The mind is a powerful tool that you
must use to your advantage. Regardless of your objectives,
It is important to understand the connection between the body
and mind. It is easy to say, "I can do anything that I put
my mind to", but much more difficult to bring truth to these
Many people who exercise fail to
realize the importance of mental training. Mental training
increases your ability to focus giving you the consistency
needed to cement all of the important elements, including goals,
dieting, recuperation, knowledge, and workouts.
Listed below are some ideas that
will help you prepare mentally and physically for lifting:
- Plan ahead. Use a
workout log to plan your training sessions before you arrive
at the gym. Having a game plan for your workouts will
provide focus and ensure that you accomplish what you set out
- Take 5 to 10 minutes during
your warm-up to reflect on your workout while on the
treadmill, elliptical, or exercise bike. Visualize the
completion of your lifts to build confidence.
- Squeeze the bar tightly.
This will generate a signal or trigger that tells your brain
it's time for a big lift.
- Make your whole body rigid.
If you flex and stiffen your entire body at the same time, it
will work as a unit to move the weight. This also helps
to prevent injury.
- Take a few deep breaths.
This will help your body prepare for the effort by bringing
additional oxygen into the bloodstream. Deep breathing
also wakes up your body.
- Think or say a trigger.
Use positive thinking by saying to yourself, "I can do this!"
or other internal coaching statements. Personally, I'm
kinda partial to "Get It!", "Come On", and "Now".
- Get a training partner.
Having a partner tell you, "You can lift this," or
other related positive encouragement will give you
an added boost of confidence.
- Never underestimate a weight.
Consider every weight as heavy. Have the mindset that
you will try as hard as you can with every rep no matter how
light you think the weight will be. Holding back because
you think a weight will be light and then finding that it is
heavy will hurt your confidence.
- Have a fear of the weight.
Always choose a weight that slightly intimidates you when you
are performing your working sets. If you feel
comfortable with a weight you are about to lift, most likely
it is too light!

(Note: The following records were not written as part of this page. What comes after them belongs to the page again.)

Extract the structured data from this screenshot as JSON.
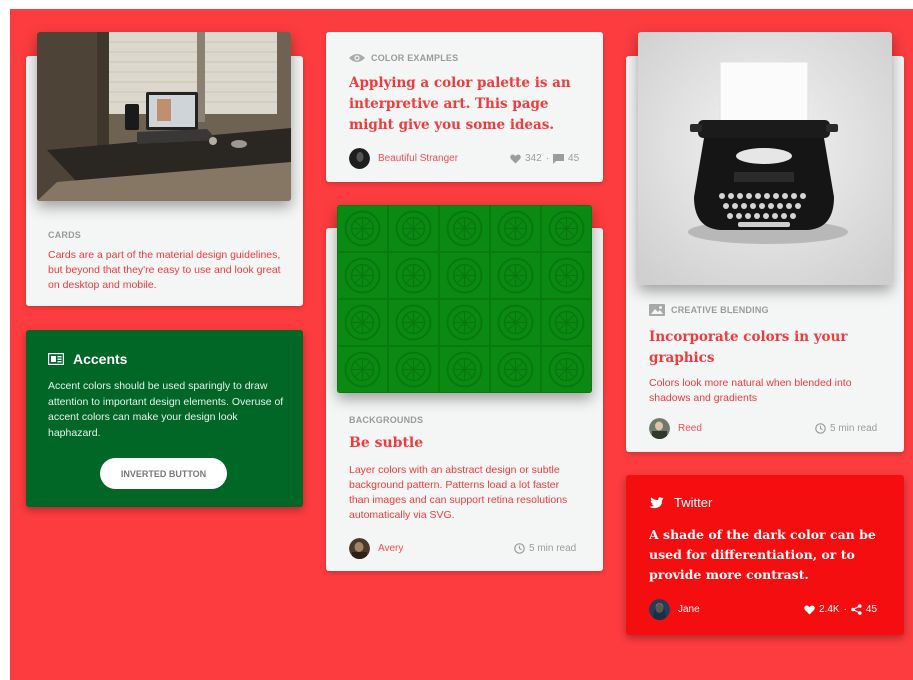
{
  "cards_card": {
    "overline": "CARDS",
    "body": "Cards are a part of the material design guidelines, but beyond that they're easy to use and look great on desktop and mobile."
  },
  "accents_card": {
    "title": "Accents",
    "icon": "newspaper-icon",
    "body": "Accent colors should be used sparingly to draw attention to important design elements. Overuse of accent colors can make your design look haphazard.",
    "button_label": "INVERTED BUTTON"
  },
  "color_examples_card": {
    "overline": "COLOR EXAMPLES",
    "icon": "eye-icon",
    "headline": "Applying a color palette is an interpretive art. This page might give you some ideas.",
    "author": "Beautiful Stranger",
    "likes": "342",
    "separator": "·",
    "comments": "45"
  },
  "backgrounds_card": {
    "overline": "BACKGROUNDS",
    "headline": "Be subtle",
    "body": "Layer colors with an abstract design or subtle background pattern. Patterns load a lot faster than images and can support retina resolutions automatically via SVG.",
    "author": "Avery",
    "read_time": "5 min read"
  },
  "creative_card": {
    "overline": "CREATIVE BLENDING",
    "icon": "image-icon",
    "headline": "Incorporate colors in your graphics",
    "body": "Colors look more natural when blended into shadows and gradients",
    "author": "Reed",
    "read_time": "5 min read"
  },
  "twitter_card": {
    "label": "Twitter",
    "icon": "twitter-icon",
    "quote": "A shade of the dark color can be used for differentiation, or to provide more contrast.",
    "author": "Jane",
    "likes": "2.4K",
    "separator": "·",
    "shares": "45"
  },
  "colors": {
    "background": "#fc3c3f",
    "card": "#f4f5f5",
    "accent_green": "#016727",
    "pattern_green": "#0a8a12",
    "twitter_red": "#f40e0f"
  }
}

- Be sure to prepare for setbacks.
Setbacks in your training will come in many forms: injury,
lapses in dieting, missed days at the gym, and training plateaus

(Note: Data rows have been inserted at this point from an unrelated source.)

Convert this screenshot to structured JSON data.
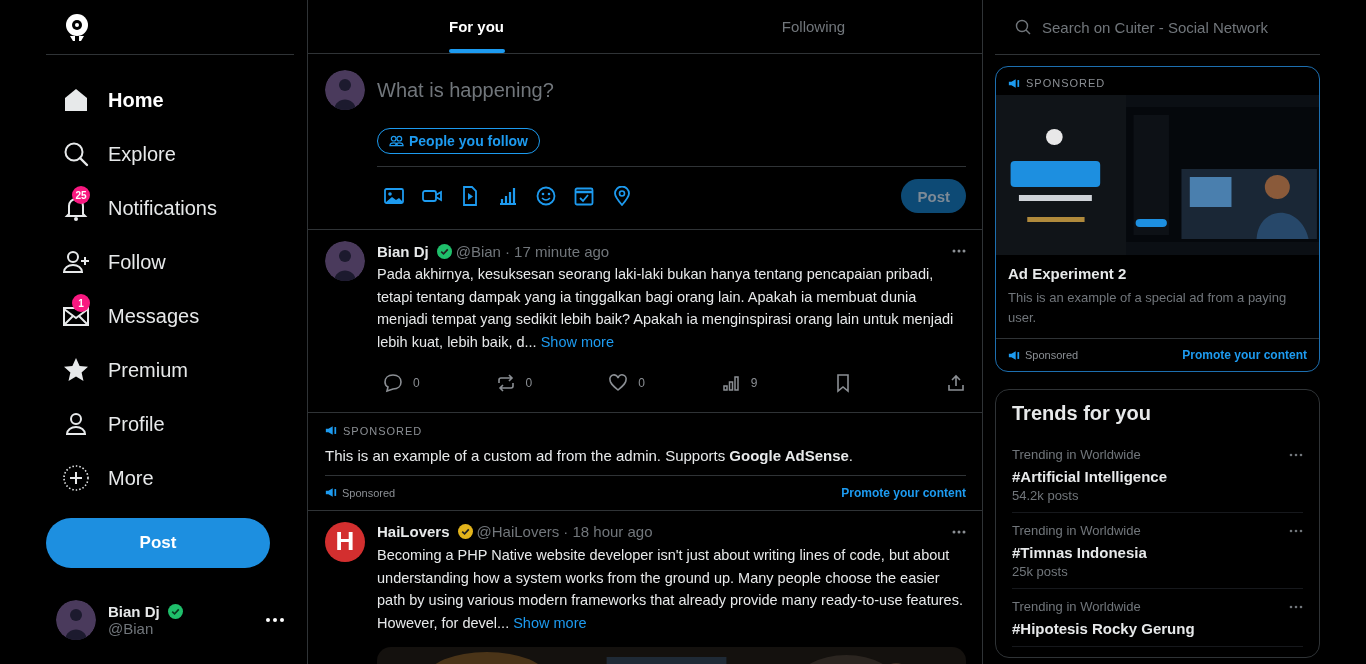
{
  "nav": {
    "items": [
      {
        "label": "Home",
        "selected": true
      },
      {
        "label": "Explore",
        "selected": false
      },
      {
        "label": "Notifications",
        "selected": false,
        "badge": "25"
      },
      {
        "label": "Follow",
        "selected": false
      },
      {
        "label": "Messages",
        "selected": false,
        "badge": "1"
      },
      {
        "label": "Premium",
        "selected": false
      },
      {
        "label": "Profile",
        "selected": false
      },
      {
        "label": "More",
        "selected": false
      }
    ],
    "post_button": "Post",
    "account": {
      "name": "Bian Dj",
      "handle": "@Bian",
      "verified": true
    }
  },
  "tabs": [
    {
      "label": "For you",
      "selected": true
    },
    {
      "label": "Following",
      "selected": false
    }
  ],
  "composer": {
    "placeholder": "What is happening?",
    "audience": "People you follow",
    "post_button": "Post",
    "disabled": true
  },
  "feed": [
    {
      "kind": "post",
      "name": "Bian Dj",
      "color": "#1fbf6b",
      "handle": "@Bian",
      "time": "· 17 minute ago",
      "text": "Pada akhirnya, kesuksesan seorang laki-laki bukan hanya tentang pencapaian pribadi, tetapi tentang dampak yang ia tinggalkan bagi orang lain. Apakah ia membuat dunia menjadi tempat yang sedikit lebih baik? Apakah ia menginspirasi orang lain untuk menjadi lebih kuat, lebih baik, d...",
      "more": "Show more",
      "stats": {
        "replies": "0",
        "reposts": "0",
        "likes": "0",
        "views": "9"
      }
    },
    {
      "kind": "ad",
      "label": "SPONSORED",
      "text": "This is an example of a custom ad from the admin. Supports **Google AdSense**.",
      "footer": "Sponsored",
      "link": "Promote your content"
    },
    {
      "kind": "post",
      "avatar": {
        "kind": "letter",
        "text": "H"
      },
      "name": "HaiLovers",
      "color": "#e3b41b",
      "handle": "@HaiLovers",
      "time": "· 18 hour ago",
      "text": "Becoming a PHP Native website developer isn't just about writing lines of code, but about understanding how a system works from the ground up. Many people choose the easier path by using various modern frameworks that already provide many ready-to-use features. However, for devel...",
      "more": "Show more"
    }
  ],
  "search": {
    "placeholder": "Search on Cuiter - Social Network"
  },
  "side_ad": {
    "label": "SPONSORED",
    "title": "Ad Experiment 2",
    "text": "This is an example of a special ad from a paying user.",
    "footer": "Sponsored",
    "link": "Promote your content"
  },
  "trends": {
    "title": "Trends for you",
    "items": [
      {
        "context": "Trending in Worldwide",
        "tag": "#Artificial Intelligence",
        "count": "54.2k posts"
      },
      {
        "context": "Trending in Worldwide",
        "tag": "#Timnas Indonesia",
        "count": "25k posts"
      },
      {
        "context": "Trending in Worldwide",
        "tag": "#Hipotesis Rocky Gerung"
      }
    ]
  }
}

are sure to happen to us all at one time or another.
Prepare mentally for such things. Make the decision right
now that if you were forced to stop training because of any
setback you would start back as soon as possible, no matter how

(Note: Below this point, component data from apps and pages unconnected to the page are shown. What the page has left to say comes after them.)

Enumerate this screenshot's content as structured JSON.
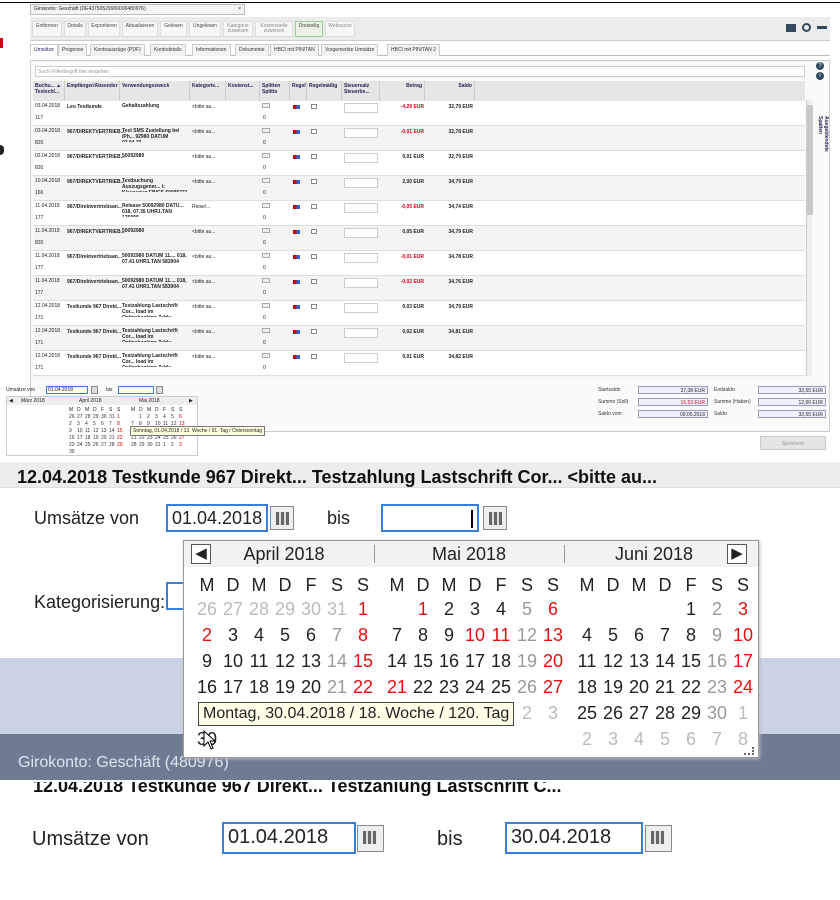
{
  "window": {
    "tab_title": "Girokonto: Geschäft (DE43750529900000480976)",
    "tab_close": "×"
  },
  "toolbar": {
    "buttons": [
      "Entfernen",
      "Details",
      "Exportieren",
      "Aktualisieren",
      "Gelesen",
      "Ungelesen",
      "Kategorie zuweisen",
      "Kostenstelle zuweisen",
      "Dreizeilig",
      "Websuche"
    ],
    "right_icons": [
      "printer-icon",
      "settings-icon",
      "back-arrow-icon"
    ]
  },
  "tabs": [
    "Umsätze",
    "Prognose",
    "Kontoauszüge (PDF)",
    "Kontodetails",
    "Informationen",
    "Dokumente",
    "HBCI mit PIN/TAN",
    "Vorgemerkte Umsätze",
    "HBCI mit PIN/TAN 2"
  ],
  "search": {
    "placeholder": "Such-/Filterbegriff hier eingeben"
  },
  "side_panel": {
    "label": "Ausgeblendete Spalten",
    "icons": [
      "help-icon",
      "info-icon"
    ]
  },
  "grid": {
    "columns": [
      "Buchu... ▲ Textschl...",
      "Empfänger/Absender",
      "Verwendungszweck",
      "Kategorie...",
      "Kostenst...",
      "Splitten Splitts",
      "Regel",
      "Regelmäßig",
      "Steuersatz Steuerbe...",
      "Betrag",
      "Saldo"
    ],
    "rows": [
      {
        "date": "03.04.2018",
        "code": "117",
        "sender": "Leo Testkunde",
        "purpose": "Gehaltszahlung",
        "cat": "<bitte au...",
        "splits": "0",
        "amount": "-4,29 EUR",
        "neg": true,
        "saldo": "32,79 EUR"
      },
      {
        "date": "03.04.2018",
        "code": "820",
        "sender": "967/DIREKTVERTRIEB...",
        "purpose": "Test SMS Zustellung bei iPh... 92980 DATUM 03.04.20...",
        "cat": "<bitte au...",
        "splits": "0",
        "amount": "-0,01 EUR",
        "neg": true,
        "saldo": "32,78 EUR"
      },
      {
        "date": "03.04.2018",
        "code": "820",
        "sender": "967/DIREKTVERTRIEB...",
        "purpose": "50092980",
        "cat": "<bitte au...",
        "splits": "0",
        "amount": "0,01 EUR",
        "neg": false,
        "saldo": "32,79 EUR"
      },
      {
        "date": "10.04.2018",
        "code": "166",
        "sender": "967/DIREKTVERTRIEB...",
        "purpose": "Testbuchung Auszugsgener... t: Klausuzug EBICS 50096771",
        "cat": "<bitte au...",
        "splits": "0",
        "amount": "2,00 EUR",
        "neg": false,
        "saldo": "34,79 EUR"
      },
      {
        "date": "11.04.2018",
        "code": "177",
        "sender": "967/Direktvertriebsan...",
        "purpose": "Release 50092980 DATU... 018, 07.35 UHR1.TAN 176090",
        "cat": "Reise/...",
        "splits": "0",
        "amount": "-0,05 EUR",
        "neg": true,
        "saldo": "34,74 EUR"
      },
      {
        "date": "11.04.2018",
        "code": "820",
        "sender": "967/DIREKTVERTRIEB...",
        "purpose": "50092980",
        "cat": "<bitte au...",
        "splits": "0",
        "amount": "0,05 EUR",
        "neg": false,
        "saldo": "34,79 EUR"
      },
      {
        "date": "11.04.2018",
        "code": "177",
        "sender": "967/Direktvertriebsan...",
        "purpose": "50092980 DATUM 11.... 018, 07.41 UHR1.TAN 583904",
        "cat": "<bitte au...",
        "splits": "0",
        "amount": "-0,01 EUR",
        "neg": true,
        "saldo": "34,78 EUR"
      },
      {
        "date": "11.04.2018",
        "code": "177",
        "sender": "967/Direktvertriebsan...",
        "purpose": "50092980 DATUM 11.... 018, 07.41 UHR1.TAN 583904",
        "cat": "<bitte au...",
        "splits": "0",
        "amount": "-0,02 EUR",
        "neg": true,
        "saldo": "34,76 EUR"
      },
      {
        "date": "12.04.2018",
        "code": "171",
        "sender": "Testkunde 967 Direkt...",
        "purpose": "Testzahlung Lastschrift Cor... load im Onlinebanking Zahlu...",
        "cat": "<bitte au...",
        "splits": "0",
        "amount": "0,03 EUR",
        "neg": false,
        "saldo": "34,79 EUR"
      },
      {
        "date": "12.04.2018",
        "code": "171",
        "sender": "Testkunde 967 Direkt...",
        "purpose": "Testzahlung Lastschrift Cor... load im Onlinebanking Zahlu...",
        "cat": "<bitte au...",
        "splits": "0",
        "amount": "0,02 EUR",
        "neg": false,
        "saldo": "34,81 EUR"
      },
      {
        "date": "12.04.2018",
        "code": "171",
        "sender": "Testkunde 967 Direkt...",
        "purpose": "Testzahlung Lastschrift Cor... load im Onlinebanking Zahlu...",
        "cat": "<bitte au...",
        "splits": "0",
        "amount": "0,01 EUR",
        "neg": false,
        "saldo": "34,82 EUR"
      },
      {
        "date": "12.04.2018",
        "code": "",
        "sender": "Testkunde 967 Direkt...",
        "purpose": "Testzahlung Lastschrift Cor...",
        "cat": "<bitte au...",
        "splits": "",
        "amount": "0,01 EUR",
        "neg": false,
        "saldo": "34,83 EUR"
      }
    ]
  },
  "summary": {
    "startsaldo_label": "Startsaldo",
    "startsaldo": "37,08 EUR",
    "endsaldo_label": "Endsaldo",
    "endsaldo": "32,55 EUR",
    "soll_label": "Summe (Soll)",
    "soll": "16,53 EUR",
    "haben_label": "Summe (Haben)",
    "haben": "12,00 EUR",
    "saldovom_label": "Saldo vom",
    "saldovom": "09.05.2018",
    "saldo_label": "Saldo",
    "saldo": "32,55 EUR",
    "save_label": "Speichern"
  },
  "mini_filter": {
    "from_label": "Umsätze von",
    "from_value": "01.04.2018",
    "to_label": "bis",
    "months": [
      "März 2018",
      "April 2018",
      "Mai 2018"
    ],
    "tooltip": "Sonntag, 01.04.2018 / 13. Woche / 91. Tag / Ostersonntag"
  },
  "zoom": {
    "ghost_row": "12.04.2018   Testkunde 967 Direkt...   Testzahlung Lastschrift Cor...   <bitte au...",
    "from_label": "Umsätze von",
    "from_value": "01.04.2018",
    "to_label": "bis",
    "to_value": "",
    "kategorisierung_label": "Kategorisierung:",
    "girokonto": "Girokonto: Geschäft (480976)",
    "weekdays": [
      "M",
      "D",
      "M",
      "D",
      "F",
      "S",
      "S"
    ],
    "months": [
      {
        "title": "April 2018",
        "days": [
          [
            "26",
            "27",
            "28",
            "29",
            "30",
            "31",
            "1"
          ],
          [
            "2",
            "3",
            "4",
            "5",
            "6",
            "7",
            "8"
          ],
          [
            "9",
            "10",
            "11",
            "12",
            "13",
            "14",
            "15"
          ],
          [
            "16",
            "17",
            "18",
            "19",
            "20",
            "21",
            "22"
          ],
          [
            "23",
            "24",
            "25",
            "26",
            "27",
            "28",
            "29"
          ],
          [
            "30",
            "",
            "",
            "",
            "",
            "",
            ""
          ]
        ]
      },
      {
        "title": "Mai 2018",
        "days": [
          [
            "",
            "1",
            "2",
            "3",
            "4",
            "5",
            "6"
          ],
          [
            "7",
            "8",
            "9",
            "10",
            "11",
            "12",
            "13"
          ],
          [
            "14",
            "15",
            "16",
            "17",
            "18",
            "19",
            "20"
          ],
          [
            "21",
            "22",
            "23",
            "24",
            "25",
            "26",
            "27"
          ],
          [
            "28",
            "29",
            "30",
            "31",
            "1",
            "2",
            "3"
          ],
          [
            "",
            "",
            "",
            "",
            "",
            "",
            ""
          ]
        ]
      },
      {
        "title": "Juni 2018",
        "days": [
          [
            "",
            "",
            "",
            "",
            "1",
            "2",
            "3"
          ],
          [
            "4",
            "5",
            "6",
            "7",
            "8",
            "9",
            "10"
          ],
          [
            "11",
            "12",
            "13",
            "14",
            "15",
            "16",
            "17"
          ],
          [
            "18",
            "19",
            "20",
            "21",
            "22",
            "23",
            "24"
          ],
          [
            "25",
            "26",
            "27",
            "28",
            "29",
            "30",
            "1"
          ],
          [
            "2",
            "3",
            "4",
            "5",
            "6",
            "7",
            "8"
          ]
        ]
      }
    ],
    "tooltip": "Montag, 30.04.2018 / 18. Woche / 120. Tag",
    "prev": "◀",
    "next": "▶"
  },
  "final": {
    "ghost_row": "12.04.2018   Testkunde 967 Direkt...   Testzahlung Lastschrift C...",
    "from_label": "Umsätze von",
    "from_value": "01.04.2018",
    "to_label": "bis",
    "to_value": "30.04.2018"
  }
}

much weight you might have gained or lost.
As your fitness improves, you will
gain confidence and motivation. You will begin to
accomplish feats that were previously impossible. You will
approach challenges with confidence and assertiveness. You
will live your life with newfound energy and passion. So
get your head in the game and make it happen!
ref: Muscles in Minutes
Halloween marks the beginning of
the "dangerous" holidays for some. For the most part,
your discipline and will-power can be tested significantly
several times between October 31st and January 1st!
Halloween, Thanksgiving, Christmas, New Years... each one of
these holidays have their share of tempting treats and party
Believe me, I'm no saint... but
I do try to control myself to some extent, although I
admittedly indulge a little too much at times.
HOWEVER, just because it's a holiday, doesn't mean that I
make excuses not to work out. In fact, if anything, I
try to ensure that I get my workouts in when I'm cheating on
eating healthy. I'm usually good for about a 5 pound
gain between Christmas and New Years, but I typically work
it off in a couple weeks with a little bit of hard work.
Holiday's are meant to be
enjoyed with family and friends. Personally, I
wouldn't recommend being too good or too bad... just be
smart about the amount of cheating that you allow yourself
to do and keep up the workouts to offset some of the damage.
If you're going to indulge, try to focus your cheating
during the gatherings when there is significant temptation
and don't make excuses to pig out all week long!
For prior issues of this
newsletter go to
"All growth takes place outside your
youtube video of the month -->
Primitive training clips that effectively demonstrate "old school"